Security Information and Event Management (SIEM) solutions are designed to provide automation and visibility for security-related data across your organization. SIEM is generally pronounced "seem" or less commonly "sim."
SIEM is key to your cybersecurity compliance and does not have to be difficult if you leverage a trusted vendor. This article will provide clarity to SIEM and answer many common questions.
If you are a DoD contractor in the Defense Industrial Base (DIB) needing to report your SPRS Score, six of the security controls worth 24 SPRS points can be satisfied by the capabilities provided by a proper SIEM solution.
When it comes to SIEM solutions, there are many options. Vendors will often market their SIEM or security monitoring product to help you get compliant with Department of Defense (DoD) and Federal requirements like DFARS 7012, NIST 800-171, and CMMC... but fail to mention the SIEM they are trying to sell you is itself not compliant. Other vendors will offer you an unaffordable Government solution designed for large corporations and Government agencies. Peerless heard these frustrations from our customers, so we developed a highly compliant SIEM solution that solves the affordability problem for small and medium-sized DoD and Federal contractors.
What a SIEM does:
The industry landscape for security monitoring can be confusing due to the different types of marketing buzzwords and branding that can mean completely different things depending on the vendor.
Contrary to what many vendors market, SIEM is very limited in its ability to measure your compliance against NIST, CMMC, ISO, or any other cybersecurity frameworks.
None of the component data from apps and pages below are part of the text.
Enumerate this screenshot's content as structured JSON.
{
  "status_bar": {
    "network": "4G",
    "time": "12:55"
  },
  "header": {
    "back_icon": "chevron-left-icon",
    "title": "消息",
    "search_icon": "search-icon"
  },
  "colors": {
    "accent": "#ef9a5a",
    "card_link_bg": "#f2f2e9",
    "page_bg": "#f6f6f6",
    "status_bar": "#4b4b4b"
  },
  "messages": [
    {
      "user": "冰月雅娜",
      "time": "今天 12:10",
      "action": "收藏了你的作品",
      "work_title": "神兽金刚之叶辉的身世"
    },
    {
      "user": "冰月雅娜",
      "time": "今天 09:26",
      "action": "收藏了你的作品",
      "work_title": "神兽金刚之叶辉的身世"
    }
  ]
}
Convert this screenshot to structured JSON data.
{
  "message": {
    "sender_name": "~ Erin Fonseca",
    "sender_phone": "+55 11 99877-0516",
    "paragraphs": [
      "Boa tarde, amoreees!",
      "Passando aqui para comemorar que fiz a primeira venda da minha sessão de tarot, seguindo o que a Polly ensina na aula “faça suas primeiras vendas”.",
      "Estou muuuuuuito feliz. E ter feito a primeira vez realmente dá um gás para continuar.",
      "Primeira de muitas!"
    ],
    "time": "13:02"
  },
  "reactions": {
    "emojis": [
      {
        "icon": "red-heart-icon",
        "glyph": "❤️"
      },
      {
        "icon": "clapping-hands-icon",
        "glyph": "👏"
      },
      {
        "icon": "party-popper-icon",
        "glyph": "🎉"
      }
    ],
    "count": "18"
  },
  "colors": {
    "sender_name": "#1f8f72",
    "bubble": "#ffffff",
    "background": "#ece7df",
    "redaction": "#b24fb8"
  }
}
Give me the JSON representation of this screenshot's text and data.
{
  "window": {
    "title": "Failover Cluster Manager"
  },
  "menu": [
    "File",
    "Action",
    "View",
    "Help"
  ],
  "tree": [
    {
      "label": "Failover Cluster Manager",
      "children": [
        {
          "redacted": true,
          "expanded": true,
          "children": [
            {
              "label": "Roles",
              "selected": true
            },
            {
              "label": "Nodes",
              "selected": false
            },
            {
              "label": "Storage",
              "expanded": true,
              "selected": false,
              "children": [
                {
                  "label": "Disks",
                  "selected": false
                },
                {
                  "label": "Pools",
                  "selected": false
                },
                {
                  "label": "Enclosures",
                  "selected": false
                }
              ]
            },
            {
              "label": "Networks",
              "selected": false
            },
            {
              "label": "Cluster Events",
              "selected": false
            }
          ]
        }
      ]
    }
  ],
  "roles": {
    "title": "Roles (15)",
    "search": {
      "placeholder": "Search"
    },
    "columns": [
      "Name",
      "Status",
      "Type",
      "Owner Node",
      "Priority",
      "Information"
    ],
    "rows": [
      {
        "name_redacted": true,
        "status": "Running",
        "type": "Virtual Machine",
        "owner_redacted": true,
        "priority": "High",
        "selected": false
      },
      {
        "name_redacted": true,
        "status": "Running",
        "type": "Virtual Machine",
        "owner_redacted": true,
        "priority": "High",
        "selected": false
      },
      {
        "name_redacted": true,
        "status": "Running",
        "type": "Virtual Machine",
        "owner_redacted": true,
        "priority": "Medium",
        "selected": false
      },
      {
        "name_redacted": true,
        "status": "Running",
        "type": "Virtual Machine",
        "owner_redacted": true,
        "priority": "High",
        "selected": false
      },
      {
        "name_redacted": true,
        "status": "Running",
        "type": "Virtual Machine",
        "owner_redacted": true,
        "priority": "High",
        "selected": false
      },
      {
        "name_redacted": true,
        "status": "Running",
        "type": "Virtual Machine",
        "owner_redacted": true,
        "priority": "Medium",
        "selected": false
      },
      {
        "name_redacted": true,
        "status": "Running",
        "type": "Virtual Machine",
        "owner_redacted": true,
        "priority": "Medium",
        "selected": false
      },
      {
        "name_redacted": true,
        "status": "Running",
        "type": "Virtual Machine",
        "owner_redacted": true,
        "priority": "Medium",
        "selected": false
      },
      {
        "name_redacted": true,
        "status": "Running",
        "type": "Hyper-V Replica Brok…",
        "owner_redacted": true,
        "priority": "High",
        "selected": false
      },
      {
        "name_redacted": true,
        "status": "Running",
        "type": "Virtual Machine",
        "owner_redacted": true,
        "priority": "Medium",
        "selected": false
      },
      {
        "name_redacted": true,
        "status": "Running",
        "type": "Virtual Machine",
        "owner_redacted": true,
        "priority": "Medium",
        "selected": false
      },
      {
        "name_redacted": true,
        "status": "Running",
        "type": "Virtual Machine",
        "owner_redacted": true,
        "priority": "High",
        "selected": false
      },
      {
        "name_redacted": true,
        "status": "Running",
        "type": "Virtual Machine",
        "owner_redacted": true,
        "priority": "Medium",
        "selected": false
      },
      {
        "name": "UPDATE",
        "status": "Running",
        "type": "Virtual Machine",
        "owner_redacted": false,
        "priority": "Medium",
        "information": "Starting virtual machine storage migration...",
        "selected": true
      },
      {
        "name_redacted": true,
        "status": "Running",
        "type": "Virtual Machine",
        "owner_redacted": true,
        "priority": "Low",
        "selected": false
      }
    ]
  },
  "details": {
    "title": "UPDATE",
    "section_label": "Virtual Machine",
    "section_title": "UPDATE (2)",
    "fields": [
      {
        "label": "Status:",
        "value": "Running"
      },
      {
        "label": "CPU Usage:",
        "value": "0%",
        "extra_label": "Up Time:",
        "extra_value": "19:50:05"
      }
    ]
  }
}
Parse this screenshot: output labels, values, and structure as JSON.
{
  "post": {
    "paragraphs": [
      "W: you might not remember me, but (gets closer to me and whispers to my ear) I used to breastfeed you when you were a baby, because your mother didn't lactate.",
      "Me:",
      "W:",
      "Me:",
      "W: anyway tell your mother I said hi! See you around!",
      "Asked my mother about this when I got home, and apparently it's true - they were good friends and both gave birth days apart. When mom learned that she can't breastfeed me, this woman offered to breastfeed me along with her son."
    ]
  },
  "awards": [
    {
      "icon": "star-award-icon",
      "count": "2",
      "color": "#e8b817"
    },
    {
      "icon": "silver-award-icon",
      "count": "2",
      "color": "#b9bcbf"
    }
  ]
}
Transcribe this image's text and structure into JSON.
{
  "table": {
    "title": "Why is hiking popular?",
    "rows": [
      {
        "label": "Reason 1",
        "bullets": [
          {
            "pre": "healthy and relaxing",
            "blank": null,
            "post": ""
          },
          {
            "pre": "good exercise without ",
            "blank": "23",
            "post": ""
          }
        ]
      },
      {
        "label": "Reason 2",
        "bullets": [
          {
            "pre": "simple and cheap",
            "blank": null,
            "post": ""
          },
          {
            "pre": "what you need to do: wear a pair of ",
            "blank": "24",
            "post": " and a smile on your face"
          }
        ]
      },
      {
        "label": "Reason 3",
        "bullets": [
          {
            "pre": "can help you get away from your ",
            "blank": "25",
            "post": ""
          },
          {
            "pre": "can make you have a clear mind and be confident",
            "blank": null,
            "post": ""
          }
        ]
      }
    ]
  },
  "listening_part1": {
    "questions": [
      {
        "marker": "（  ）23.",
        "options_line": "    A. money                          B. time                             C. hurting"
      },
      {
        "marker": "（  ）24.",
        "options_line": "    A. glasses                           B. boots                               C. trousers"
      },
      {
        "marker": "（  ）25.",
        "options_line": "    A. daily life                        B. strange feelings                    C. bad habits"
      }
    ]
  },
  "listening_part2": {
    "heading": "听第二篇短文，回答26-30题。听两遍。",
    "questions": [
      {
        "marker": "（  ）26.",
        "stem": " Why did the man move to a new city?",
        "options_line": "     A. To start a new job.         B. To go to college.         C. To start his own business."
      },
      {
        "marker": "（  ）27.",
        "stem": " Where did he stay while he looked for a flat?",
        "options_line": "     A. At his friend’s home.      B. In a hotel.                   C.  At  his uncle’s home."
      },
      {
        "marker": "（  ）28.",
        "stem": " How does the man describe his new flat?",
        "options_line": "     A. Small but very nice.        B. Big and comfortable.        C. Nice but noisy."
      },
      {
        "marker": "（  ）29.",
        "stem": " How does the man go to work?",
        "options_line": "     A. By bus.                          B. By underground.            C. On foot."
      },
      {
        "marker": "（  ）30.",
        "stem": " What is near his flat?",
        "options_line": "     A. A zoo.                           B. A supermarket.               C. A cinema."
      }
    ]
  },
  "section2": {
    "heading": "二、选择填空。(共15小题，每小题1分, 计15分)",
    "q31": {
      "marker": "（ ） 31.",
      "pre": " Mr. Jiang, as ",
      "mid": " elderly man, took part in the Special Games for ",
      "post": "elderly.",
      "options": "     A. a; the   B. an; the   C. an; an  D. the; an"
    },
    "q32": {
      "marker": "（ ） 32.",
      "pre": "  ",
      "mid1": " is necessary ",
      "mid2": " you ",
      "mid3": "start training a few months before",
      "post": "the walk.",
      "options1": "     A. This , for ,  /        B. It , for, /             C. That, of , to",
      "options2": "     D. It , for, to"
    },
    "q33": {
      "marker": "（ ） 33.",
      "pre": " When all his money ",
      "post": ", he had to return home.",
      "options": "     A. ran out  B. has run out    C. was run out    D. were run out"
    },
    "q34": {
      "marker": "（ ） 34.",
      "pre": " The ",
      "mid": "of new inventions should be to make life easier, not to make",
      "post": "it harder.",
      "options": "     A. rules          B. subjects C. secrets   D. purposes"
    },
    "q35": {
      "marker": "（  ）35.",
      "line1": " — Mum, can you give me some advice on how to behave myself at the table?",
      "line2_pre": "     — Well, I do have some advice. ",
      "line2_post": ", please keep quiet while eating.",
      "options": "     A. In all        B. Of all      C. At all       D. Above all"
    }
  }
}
It can only see activity on your cloud, network, servers, and devices. SIEM by itself does not document your environment, conduct vulnerability scans, or confirm technical configurations. It cannot satisfy the many administrative measures (such as policy, process, and training) that are required by security controls. However, SIEM can support "continuous monitoring" of security controls, providing evidence that certain controls are implemented and violations of certain controls are detected.
The compliance requirements exist because DoD and Federal contractors are increasingly being targeted with cyber attacks. Some of these attacks come from nation-state sponsored groups and can be very sophisticated, difficult to defend against, and hard to detect. It is critically important to detect if an attacker has gained access to your organization and data.
The NIST Cybersecurity Framework1 defines standards and best practices for organizations to manage cybersecurity risk. SIEM addresses the "Detect" function and provides critical support for the "Respond" and "Recover" functions.
There are three major approaches to deploying a compliant SIEM:
The services offered by your SIEM vendor will have a significant impact on costs and whether the solution is compliant.
Vendor support of your SIEM will consist of one or more of the following increasing service levels:
Vendor operations and maintenance (O&M) of your SIEM will consist of one of the following increasing service levels:
The time, money, and resources necessary to deploy and operate a SIEM will be affected by the following:
DoD and Federal contracting compliance for SIEM should generally follow the compliance requirements for the most sensitive contract you have now or expect to have in the future. The Government has not yet clarified whether a SIEM must be treated as if it contains Controlled Unclassified Information (CUI) / Covered Defense Information (CDI). However, SIEMs often capture data that provides context and supports analysis. Because that data may contain CUI, the SIEM would be subject to the full contractual compliance requirements for safeguarding CUI. Some vendors claim to have configured their SIEM to not capture CUI data; however, extensive documentation on how they do so (configuration and process) would need to be made available to you, may not be sufficient, and would greatly complicate passing an assessment or audit.
The best rule of thumb to ensure compliance that will withstand scrutiny in assessment and audit is to place the SIEM in an environment sufficient to meet all your CUI, Export Control (e.g., ITAR/EAR), and other data protection requirements. These compliance considerations can get very complex. Peerless can help you with them!
DoD and Federal contract requirements:
Up to 15 Controls worth 45 SPRS Points are satisfied by the Peerless SIEM.
Given ever-increasing compliance requirements, your business must make one of the following choices in obtaining a SIEM: